• WHAT IS NEEDED:
Your reproduction of the entries should be exact and should contain no pictures.

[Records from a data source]
------------------------------------------------------------

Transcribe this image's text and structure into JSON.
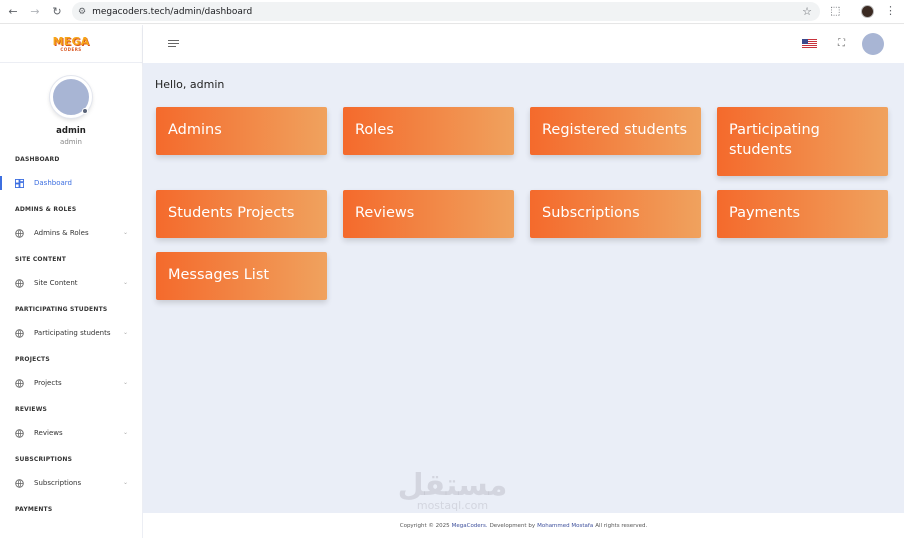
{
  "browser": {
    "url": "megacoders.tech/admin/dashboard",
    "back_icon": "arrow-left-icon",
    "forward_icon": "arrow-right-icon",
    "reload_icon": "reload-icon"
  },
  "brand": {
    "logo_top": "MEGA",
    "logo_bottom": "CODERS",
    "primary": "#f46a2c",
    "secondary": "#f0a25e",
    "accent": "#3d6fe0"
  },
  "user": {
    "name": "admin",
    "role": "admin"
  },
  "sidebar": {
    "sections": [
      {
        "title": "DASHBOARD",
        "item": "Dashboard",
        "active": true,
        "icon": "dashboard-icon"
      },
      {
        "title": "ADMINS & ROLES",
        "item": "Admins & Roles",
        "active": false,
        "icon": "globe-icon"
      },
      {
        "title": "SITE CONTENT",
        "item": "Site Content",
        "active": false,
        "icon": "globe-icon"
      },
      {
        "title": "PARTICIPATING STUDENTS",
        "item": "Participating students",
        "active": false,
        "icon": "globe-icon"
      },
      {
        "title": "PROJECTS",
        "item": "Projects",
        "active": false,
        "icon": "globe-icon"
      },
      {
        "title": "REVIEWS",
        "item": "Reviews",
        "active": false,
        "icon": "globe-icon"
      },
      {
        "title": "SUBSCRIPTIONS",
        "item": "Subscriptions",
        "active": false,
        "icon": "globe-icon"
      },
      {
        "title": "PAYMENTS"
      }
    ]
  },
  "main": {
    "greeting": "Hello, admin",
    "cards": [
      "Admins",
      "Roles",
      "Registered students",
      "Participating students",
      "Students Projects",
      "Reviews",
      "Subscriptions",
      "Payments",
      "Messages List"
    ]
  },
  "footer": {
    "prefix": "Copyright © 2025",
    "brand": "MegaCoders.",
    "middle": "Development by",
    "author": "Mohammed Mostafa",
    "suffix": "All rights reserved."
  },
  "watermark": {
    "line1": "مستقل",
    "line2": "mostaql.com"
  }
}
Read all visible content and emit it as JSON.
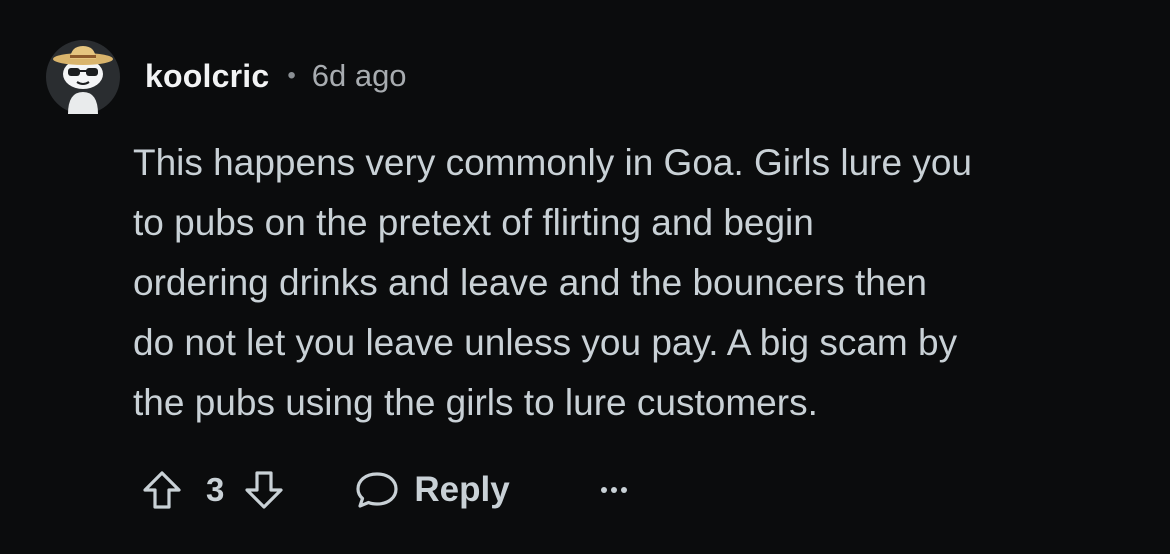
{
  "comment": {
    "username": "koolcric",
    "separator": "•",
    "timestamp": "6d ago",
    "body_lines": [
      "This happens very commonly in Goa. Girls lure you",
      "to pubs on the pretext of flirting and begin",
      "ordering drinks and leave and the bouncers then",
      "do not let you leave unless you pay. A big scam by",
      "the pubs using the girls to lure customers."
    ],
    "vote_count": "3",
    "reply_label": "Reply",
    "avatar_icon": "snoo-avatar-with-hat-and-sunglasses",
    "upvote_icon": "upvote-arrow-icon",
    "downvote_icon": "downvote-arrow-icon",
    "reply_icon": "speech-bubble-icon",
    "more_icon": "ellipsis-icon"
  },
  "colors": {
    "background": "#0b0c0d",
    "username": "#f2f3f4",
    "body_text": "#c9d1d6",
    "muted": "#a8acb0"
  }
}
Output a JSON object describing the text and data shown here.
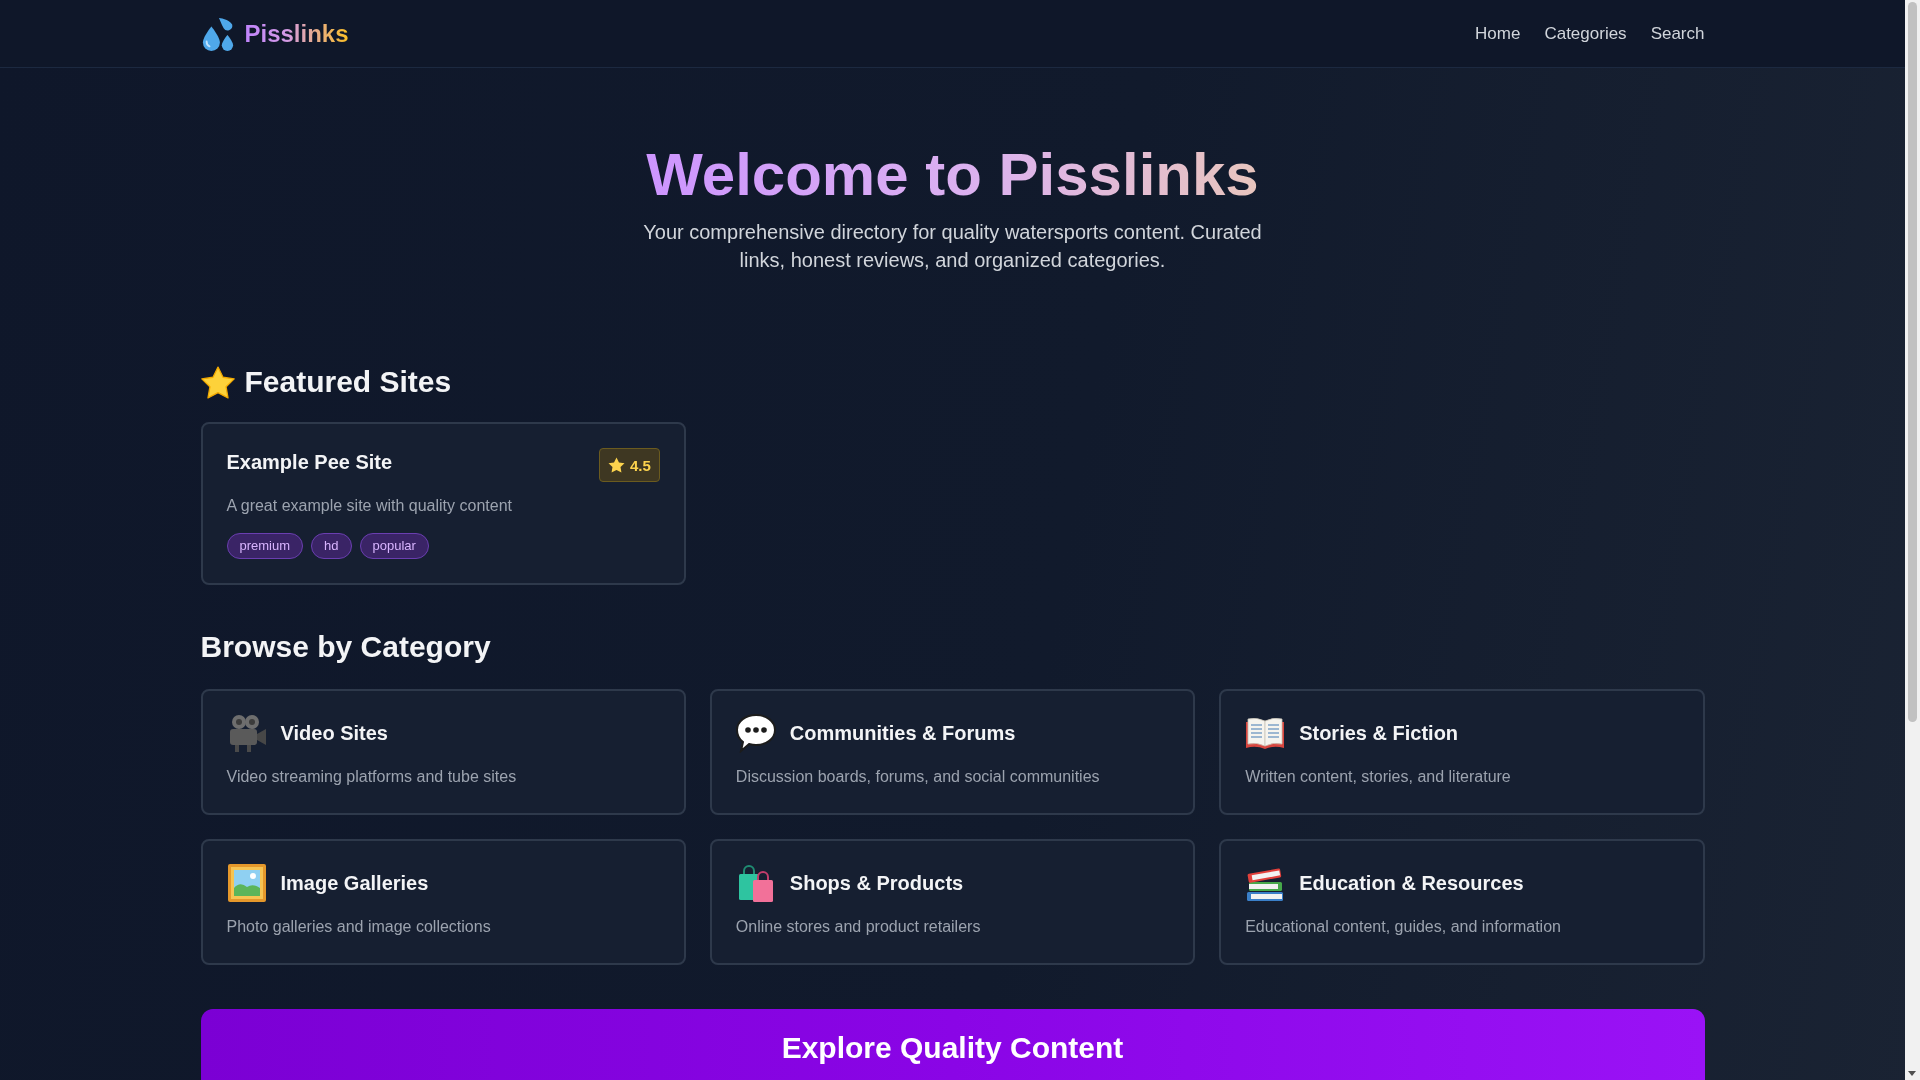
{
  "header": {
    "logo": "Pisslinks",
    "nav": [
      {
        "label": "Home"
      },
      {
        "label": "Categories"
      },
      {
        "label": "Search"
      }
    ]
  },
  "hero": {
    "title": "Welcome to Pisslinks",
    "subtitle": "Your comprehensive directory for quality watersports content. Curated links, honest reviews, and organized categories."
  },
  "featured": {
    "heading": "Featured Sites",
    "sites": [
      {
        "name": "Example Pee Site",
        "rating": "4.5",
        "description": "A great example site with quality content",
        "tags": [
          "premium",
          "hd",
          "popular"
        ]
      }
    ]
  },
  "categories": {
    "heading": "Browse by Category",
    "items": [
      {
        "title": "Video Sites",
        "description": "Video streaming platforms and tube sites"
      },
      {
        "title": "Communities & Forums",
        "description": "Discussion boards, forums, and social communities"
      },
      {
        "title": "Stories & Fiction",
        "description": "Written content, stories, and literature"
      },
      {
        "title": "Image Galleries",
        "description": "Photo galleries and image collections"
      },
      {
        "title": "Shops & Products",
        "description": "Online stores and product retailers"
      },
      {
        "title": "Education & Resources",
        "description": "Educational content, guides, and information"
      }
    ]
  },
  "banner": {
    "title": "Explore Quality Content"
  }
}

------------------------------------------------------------

• SOLUTION TO THIS EXERCISE:
Transcribe this image's text and structure into JSON.
{
  "browser": {
    "url": "megacoders.tech/admin/dashboard",
    "back_icon": "arrow-left-icon",
    "forward_icon": "arrow-right-icon",
    "reload_icon": "reload-icon"
  },
  "brand": {
    "logo_top": "MEGA",
    "logo_bottom": "CODERS",
    "primary": "#f46a2c",
    "secondary": "#f0a25e",
    "accent": "#3d6fe0"
  },
  "user": {
    "name": "admin",
    "role": "admin"
  },
  "sidebar": {
    "sections": [
      {
        "title": "DASHBOARD",
        "item": "Dashboard",
        "active": true,
        "icon": "dashboard-icon"
      },
      {
        "title": "ADMINS & ROLES",
        "item": "Admins & Roles",
        "active": false,
        "icon": "globe-icon"
      },
      {
        "title": "SITE CONTENT",
        "item": "Site Content",
        "active": false,
        "icon": "globe-icon"
      },
      {
        "title": "PARTICIPATING STUDENTS",
        "item": "Participating students",
        "active": false,
        "icon": "globe-icon"
      },
      {
        "title": "PROJECTS",
        "item": "Projects",
        "active": false,
        "icon": "globe-icon"
      },
      {
        "title": "REVIEWS",
        "item": "Reviews",
        "active": false,
        "icon": "globe-icon"
      },
      {
        "title": "SUBSCRIPTIONS",
        "item": "Subscriptions",
        "active": false,
        "icon": "globe-icon"
      },
      {
        "title": "PAYMENTS"
      }
    ]
  },
  "main": {
    "greeting": "Hello, admin",
    "cards": [
      "Admins",
      "Roles",
      "Registered students",
      "Participating students",
      "Students Projects",
      "Reviews",
      "Subscriptions",
      "Payments",
      "Messages List"
    ]
  },
  "footer": {
    "prefix": "Copyright © 2025",
    "brand": "MegaCoders.",
    "middle": "Development by",
    "author": "Mohammed Mostafa",
    "suffix": "All rights reserved."
  },
  "watermark": {
    "line1": "مستقل",
    "line2": "mostaql.com"
  }
}
Read all visible content and emit it as JSON.
{
  "comment": {
    "username": "koolcric",
    "separator": "•",
    "timestamp": "6d ago",
    "body_lines": [
      "This happens very commonly in Goa. Girls lure you",
      "to pubs on the pretext of flirting and begin",
      "ordering drinks and leave and the bouncers then",
      "do not let you leave unless you pay. A big scam by",
      "the pubs using the girls to lure customers."
    ],
    "vote_count": "3",
    "reply_label": "Reply",
    "avatar_icon": "snoo-avatar-with-hat-and-sunglasses",
    "upvote_icon": "upvote-arrow-icon",
    "downvote_icon": "downvote-arrow-icon",
    "reply_icon": "speech-bubble-icon",
    "more_icon": "ellipsis-icon"
  },
  "colors": {
    "background": "#0b0c0d",
    "username": "#f2f3f4",
    "body_text": "#c9d1d6",
    "muted": "#a8acb0"
  }
}
Output a JSON object describing the text and data shown here.
{
  "header": {
    "logo": "Pisslinks",
    "nav": [
      {
        "label": "Home"
      },
      {
        "label": "Categories"
      },
      {
        "label": "Search"
      }
    ]
  },
  "hero": {
    "title": "Welcome to Pisslinks",
    "subtitle": "Your comprehensive directory for quality watersports content. Curated links, honest reviews, and organized categories."
  },
  "featured": {
    "heading": "Featured Sites",
    "sites": [
      {
        "name": "Example Pee Site",
        "rating": "4.5",
        "description": "A great example site with quality content",
        "tags": [
          "premium",
          "hd",
          "popular"
        ]
      }
    ]
  },
  "categories": {
    "heading": "Browse by Category",
    "items": [
      {
        "title": "Video Sites",
        "description": "Video streaming platforms and tube sites"
      },
      {
        "title": "Communities & Forums",
        "description": "Discussion boards, forums, and social communities"
      },
      {
        "title": "Stories & Fiction",
        "description": "Written content, stories, and literature"
      },
      {
        "title": "Image Galleries",
        "description": "Photo galleries and image collections"
      },
      {
        "title": "Shops & Products",
        "description": "Online stores and product retailers"
      },
      {
        "title": "Education & Resources",
        "description": "Educational content, guides, and information"
      }
    ]
  },
  "banner": {
    "title": "Explore Quality Content"
  }
}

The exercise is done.